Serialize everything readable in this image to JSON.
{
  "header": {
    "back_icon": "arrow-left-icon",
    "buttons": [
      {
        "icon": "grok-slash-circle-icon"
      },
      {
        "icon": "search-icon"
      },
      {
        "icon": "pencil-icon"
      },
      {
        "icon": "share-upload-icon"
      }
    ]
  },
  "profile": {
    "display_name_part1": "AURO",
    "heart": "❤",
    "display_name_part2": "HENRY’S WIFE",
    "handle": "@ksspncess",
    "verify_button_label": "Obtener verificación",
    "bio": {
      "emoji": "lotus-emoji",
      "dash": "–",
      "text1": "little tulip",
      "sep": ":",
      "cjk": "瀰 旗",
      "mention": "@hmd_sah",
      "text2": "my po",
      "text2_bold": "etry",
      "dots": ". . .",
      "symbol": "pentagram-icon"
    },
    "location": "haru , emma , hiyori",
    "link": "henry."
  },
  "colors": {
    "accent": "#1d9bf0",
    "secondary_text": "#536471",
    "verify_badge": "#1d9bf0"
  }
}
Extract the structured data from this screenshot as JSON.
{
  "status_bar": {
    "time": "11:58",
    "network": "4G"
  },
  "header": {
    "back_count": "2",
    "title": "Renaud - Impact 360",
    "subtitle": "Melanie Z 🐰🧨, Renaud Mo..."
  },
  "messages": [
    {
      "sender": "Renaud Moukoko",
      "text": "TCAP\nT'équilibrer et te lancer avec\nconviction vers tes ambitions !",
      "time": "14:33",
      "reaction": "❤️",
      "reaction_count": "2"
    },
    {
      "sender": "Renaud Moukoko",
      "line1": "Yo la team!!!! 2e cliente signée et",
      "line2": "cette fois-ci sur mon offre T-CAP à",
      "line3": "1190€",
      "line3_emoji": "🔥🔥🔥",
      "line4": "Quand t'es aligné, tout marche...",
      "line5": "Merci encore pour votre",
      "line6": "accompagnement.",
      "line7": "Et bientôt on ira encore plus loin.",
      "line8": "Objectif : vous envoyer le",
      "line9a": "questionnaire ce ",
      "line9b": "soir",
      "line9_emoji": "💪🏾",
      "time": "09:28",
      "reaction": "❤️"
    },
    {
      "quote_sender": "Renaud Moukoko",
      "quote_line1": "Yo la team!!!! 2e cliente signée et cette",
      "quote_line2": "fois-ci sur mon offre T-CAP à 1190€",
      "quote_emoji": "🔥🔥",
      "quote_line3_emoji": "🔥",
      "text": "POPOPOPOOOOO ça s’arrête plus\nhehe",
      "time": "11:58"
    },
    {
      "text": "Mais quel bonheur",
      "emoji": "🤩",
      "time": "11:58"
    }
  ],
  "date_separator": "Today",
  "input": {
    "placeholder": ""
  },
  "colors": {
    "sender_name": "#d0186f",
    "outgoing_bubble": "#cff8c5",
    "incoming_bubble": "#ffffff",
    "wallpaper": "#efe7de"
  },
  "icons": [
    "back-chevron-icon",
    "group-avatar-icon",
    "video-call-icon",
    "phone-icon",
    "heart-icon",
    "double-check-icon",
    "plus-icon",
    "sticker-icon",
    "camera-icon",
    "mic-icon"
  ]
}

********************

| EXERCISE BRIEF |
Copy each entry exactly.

| RESULT |
Serialize everything readable in this image to JSON.
{
  "header": {
    "back_icon": "arrow-left-icon",
    "buttons": [
      {
        "icon": "grok-slash-circle-icon"
      },
      {
        "icon": "search-icon"
      },
      {
        "icon": "pencil-icon"
      },
      {
        "icon": "share-upload-icon"
      }
    ]
  },
  "profile": {
    "display_name_part1": "AURO",
    "heart": "❤",
    "display_name_part2": "HENRY’S WIFE",
    "handle": "@ksspncess",
    "verify_button_label": "Obtener verificación",
    "bio": {
      "emoji": "lotus-emoji",
      "dash": "–",
      "text1": "little tulip",
      "sep": ":",
      "cjk": "瀰 旗",
      "mention": "@hmd_sah",
      "text2": "my po",
      "text2_bold": "etry",
      "dots": ". . .",
      "symbol": "pentagram-icon"
    },
    "location": "haru , emma , hiyori",
    "link": "henry."
  },
  "colors": {
    "accent": "#1d9bf0",
    "secondary_text": "#536471",
    "verify_badge": "#1d9bf0"
  }
}
Extract the structured data from this screenshot as JSON.
{
  "status_bar": {
    "time": "11:58",
    "network": "4G"
  },
  "header": {
    "back_count": "2",
    "title": "Renaud - Impact 360",
    "subtitle": "Melanie Z 🐰🧨, Renaud Mo..."
  },
  "messages": [
    {
      "sender": "Renaud Moukoko",
      "text": "TCAP\nT'équilibrer et te lancer avec\nconviction vers tes ambitions !",
      "time": "14:33",
      "reaction": "❤️",
      "reaction_count": "2"
    },
    {
      "sender": "Renaud Moukoko",
      "line1": "Yo la team!!!! 2e cliente signée et",
      "line2": "cette fois-ci sur mon offre T-CAP à",
      "line3": "1190€",
      "line3_emoji": "🔥🔥🔥",
      "line4": "Quand t'es aligné, tout marche...",
      "line5": "Merci encore pour votre",
      "line6": "accompagnement.",
      "line7": "Et bientôt on ira encore plus loin.",
      "line8": "Objectif : vous envoyer le",
      "line9a": "questionnaire ce ",
      "line9b": "soir",
      "line9_emoji": "💪🏾",
      "time": "09:28",
      "reaction": "❤️"
    },
    {
      "quote_sender": "Renaud Moukoko",
      "quote_line1": "Yo la team!!!! 2e cliente signée et cette",
      "quote_line2": "fois-ci sur mon offre T-CAP à 1190€",
      "quote_emoji": "🔥🔥",
      "quote_line3_emoji": "🔥",
      "text": "POPOPOPOOOOO ça s’arrête plus\nhehe",
      "time": "11:58"
    },
    {
      "text": "Mais quel bonheur",
      "emoji": "🤩",
      "time": "11:58"
    }
  ],
  "date_separator": "Today",
  "input": {
    "placeholder": ""
  },
  "colors": {
    "sender_name": "#d0186f",
    "outgoing_bubble": "#cff8c5",
    "incoming_bubble": "#ffffff",
    "wallpaper": "#efe7de"
  },
  "icons": [
    "back-chevron-icon",
    "group-avatar-icon",
    "video-call-icon",
    "phone-icon",
    "heart-icon",
    "double-check-icon",
    "plus-icon",
    "sticker-icon",
    "camera-icon",
    "mic-icon"
  ]
}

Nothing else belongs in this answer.